Poverty fell and median household income grew last year in Illinois, according to new figures from the U.S. Census Bureau. While experts were encouraged by the improvement, they cautioned that things are far from rosy in the Prairie State.
Illinois was among many states where poverty decreased and median income grew last year, according to new data from the U.S. Census Bureau.
At the same time, Illinois was one of eight states where income inequality increased between 2014 and 2015.
Those were among the key takeaways from the local-level American Community Survey released Thursday.
There were 1.7 million Illinoisans, including 558,784 children, living in poverty last year. That translates into a poverty rate of 13.6 percent, down from 14.4 percent in 2014.
In all, 101,277 fewer Illinoisans, including 34,402 fewer children, lived in poverty last year compared to 2014.
“Overall, we’re really pleased to see the poverty rate generally move in the right direction,” said Kimberly Drew, project manager of economic security policy at the Heartland Alliance. “Both the rates of poverty and extreme poverty have gone down in Illinois, but there are still over 1.7 million Illinoisans that are living in poverty and 785,000 people that are living in extreme poverty. So the number is still incredibly high, and there are a lot of people in our state still struggling to meet their most basic needs.”
Illinois was among 23 states that experienced a drop in poverty last year, according to the Census Bureau. No state saw an increase in poverty.
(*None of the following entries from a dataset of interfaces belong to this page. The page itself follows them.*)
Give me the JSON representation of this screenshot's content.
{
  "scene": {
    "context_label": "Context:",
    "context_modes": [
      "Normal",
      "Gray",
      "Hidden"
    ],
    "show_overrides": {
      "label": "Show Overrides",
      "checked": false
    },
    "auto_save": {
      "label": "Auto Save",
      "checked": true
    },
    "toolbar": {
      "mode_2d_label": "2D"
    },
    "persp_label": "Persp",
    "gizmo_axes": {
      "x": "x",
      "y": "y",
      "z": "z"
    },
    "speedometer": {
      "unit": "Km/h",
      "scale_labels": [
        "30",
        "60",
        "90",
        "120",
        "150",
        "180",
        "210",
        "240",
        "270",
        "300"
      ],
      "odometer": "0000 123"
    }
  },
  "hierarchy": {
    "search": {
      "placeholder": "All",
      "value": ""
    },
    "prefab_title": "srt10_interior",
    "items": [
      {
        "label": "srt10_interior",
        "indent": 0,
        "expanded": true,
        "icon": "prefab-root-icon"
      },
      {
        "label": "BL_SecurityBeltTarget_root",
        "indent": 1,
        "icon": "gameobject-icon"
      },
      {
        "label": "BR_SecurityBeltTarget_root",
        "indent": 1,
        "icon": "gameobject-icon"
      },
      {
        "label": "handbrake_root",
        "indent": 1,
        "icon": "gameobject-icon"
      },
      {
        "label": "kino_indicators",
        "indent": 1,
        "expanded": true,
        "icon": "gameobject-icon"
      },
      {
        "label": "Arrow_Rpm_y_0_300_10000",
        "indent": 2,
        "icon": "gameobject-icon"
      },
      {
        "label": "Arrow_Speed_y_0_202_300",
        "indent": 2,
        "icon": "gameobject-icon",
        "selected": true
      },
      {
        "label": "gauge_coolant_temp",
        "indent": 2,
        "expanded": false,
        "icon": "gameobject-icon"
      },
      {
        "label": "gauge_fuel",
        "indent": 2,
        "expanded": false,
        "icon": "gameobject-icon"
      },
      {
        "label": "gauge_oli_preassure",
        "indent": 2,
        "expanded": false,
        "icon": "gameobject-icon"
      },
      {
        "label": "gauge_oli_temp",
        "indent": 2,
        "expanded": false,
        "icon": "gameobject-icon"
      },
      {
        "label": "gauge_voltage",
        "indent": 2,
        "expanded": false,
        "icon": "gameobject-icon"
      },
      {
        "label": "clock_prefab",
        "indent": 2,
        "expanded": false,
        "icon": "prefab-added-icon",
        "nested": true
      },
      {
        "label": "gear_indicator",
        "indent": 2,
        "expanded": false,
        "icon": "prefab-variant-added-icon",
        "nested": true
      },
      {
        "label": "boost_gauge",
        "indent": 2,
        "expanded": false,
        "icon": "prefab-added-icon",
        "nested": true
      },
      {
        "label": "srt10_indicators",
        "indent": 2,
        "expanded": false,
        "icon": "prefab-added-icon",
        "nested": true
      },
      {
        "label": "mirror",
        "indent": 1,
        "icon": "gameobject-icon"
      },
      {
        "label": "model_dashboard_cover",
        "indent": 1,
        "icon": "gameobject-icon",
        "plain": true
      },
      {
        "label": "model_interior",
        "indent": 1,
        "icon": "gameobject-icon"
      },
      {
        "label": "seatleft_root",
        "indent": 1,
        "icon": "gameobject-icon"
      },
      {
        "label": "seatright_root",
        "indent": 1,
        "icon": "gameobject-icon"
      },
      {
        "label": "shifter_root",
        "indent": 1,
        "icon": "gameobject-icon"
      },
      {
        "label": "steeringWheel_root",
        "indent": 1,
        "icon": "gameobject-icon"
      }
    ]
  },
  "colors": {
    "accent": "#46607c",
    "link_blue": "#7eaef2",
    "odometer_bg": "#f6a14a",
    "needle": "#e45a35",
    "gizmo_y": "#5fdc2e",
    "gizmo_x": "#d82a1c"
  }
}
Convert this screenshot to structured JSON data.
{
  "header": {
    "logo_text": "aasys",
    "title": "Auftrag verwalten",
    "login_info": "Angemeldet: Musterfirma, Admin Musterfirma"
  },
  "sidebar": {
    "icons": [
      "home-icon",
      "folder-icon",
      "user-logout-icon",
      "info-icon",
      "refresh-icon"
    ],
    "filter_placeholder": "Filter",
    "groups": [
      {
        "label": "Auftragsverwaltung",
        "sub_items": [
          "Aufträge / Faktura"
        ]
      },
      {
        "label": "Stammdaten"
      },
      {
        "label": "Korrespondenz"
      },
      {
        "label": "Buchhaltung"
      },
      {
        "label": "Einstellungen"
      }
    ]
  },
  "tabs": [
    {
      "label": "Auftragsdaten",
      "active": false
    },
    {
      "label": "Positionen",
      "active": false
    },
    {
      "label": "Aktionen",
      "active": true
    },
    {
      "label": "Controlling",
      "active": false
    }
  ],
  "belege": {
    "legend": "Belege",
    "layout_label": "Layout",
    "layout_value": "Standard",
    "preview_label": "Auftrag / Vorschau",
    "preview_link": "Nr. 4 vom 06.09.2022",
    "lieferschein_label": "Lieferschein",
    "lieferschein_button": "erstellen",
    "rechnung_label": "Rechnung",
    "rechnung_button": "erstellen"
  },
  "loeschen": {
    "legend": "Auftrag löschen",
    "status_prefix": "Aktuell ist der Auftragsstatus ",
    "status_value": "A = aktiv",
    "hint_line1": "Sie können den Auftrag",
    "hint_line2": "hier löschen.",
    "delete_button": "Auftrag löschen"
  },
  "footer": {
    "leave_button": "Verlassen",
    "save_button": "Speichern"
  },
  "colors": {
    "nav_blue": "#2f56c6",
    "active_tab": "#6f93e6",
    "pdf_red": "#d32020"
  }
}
Mississippi had the highest poverty rate, reaching 22 percent, while New Hampshire had the lowest at 8.2 percent.
The U.S. poverty rate was 14.7 percent last year, down from 15.5 percent in 2014, according to the American Community Survey.
“Despite the fact that we’re seeing the poverty rate generally moving in the right direction, it sort of masks some inequities and rising income inequality here in our state,” Drew added. “For example, Illinois is one of only eight states in the country which actually saw income inequality grow, and we’re still seeing wide racial disparities persist on nearly every measure of poverty.”
Dan Lesser, director for economic justice at the Sargent Shriver National Center on Poverty Law, agreed that many “cautionary notes go along with the good news that poverty has dropped” in Illinois.
The Illinois poverty rate still has not returned to pre-recession levels, he explained, and some 785,000 Illinoisans remain in deep poverty.
Additionally, Illinois continues to have “huge” racial disparities in poverty.
“Hispanics are twice as likely to be poor as whites, and African Americans are more than three times as likely to be poor as whites,” Lesser said. “And we haven’t seen a change in that disparity.”
Lesser addressed the state budget impasse’s impact on poverty in Illinois.
“It’s not going to show up immediately, but over time the state budget situation, the stalemate, the failure to fund vital programs, is gonna have a very significant impact on many things that would contribute to an increase in the poverty level in our state’s future,” he said.
“There are a whole bunch of things,” he continued, “that have either gone without funding for the past year or have been severely underfunded that we think will contribute to, unfortunately, an increase in poverty in the future in the state of Illinois — unless things change and we get a fully funded budget.”
Meanwhile, real median household income in Illinois ticked up 3.7 percent, increasing from $57,478 in 2014 to $59,588 in 2015.
Nationwide, median household income stood at $55,775 in 2015, a 3.9 percent increase from 2014, the survey showed. Median household income was lowest in Mississippi at $40,593, and highest in Maryland, hitting $75,847.
Racial disparities, however, persist in Illinois when it comes to median household income, according to the data.
“While white Illinois households experienced an increase in median household income, black and Latino households in Illinois did not see an increase,” Drew explained, adding that the “increase in income inequality and the persistence of racial disparities in 2015 tell us that Illinois is really leaving low-income families and communities of color behind, and we still have a lot of work to do in our efforts to cut poverty in our state.”